What is expected:
Without including any image, retype the records word for word.

Entries from a dataset of interfaces
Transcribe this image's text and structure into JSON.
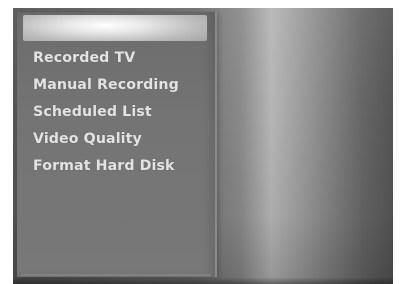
{
  "menu": {
    "items": [
      {
        "label": "Recorded TV"
      },
      {
        "label": "Manual Recording"
      },
      {
        "label": "Scheduled List"
      },
      {
        "label": "Video Quality"
      },
      {
        "label": "Format Hard Disk"
      }
    ]
  }
}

Answer to the problem:
Transcribe this image's text and structure into JSON.
{
  "menu": {
    "items": [
      {
        "label": "Recorded TV"
      },
      {
        "label": "Manual Recording"
      },
      {
        "label": "Scheduled List"
      },
      {
        "label": "Video Quality"
      },
      {
        "label": "Format Hard Disk"
      }
    ]
  }
}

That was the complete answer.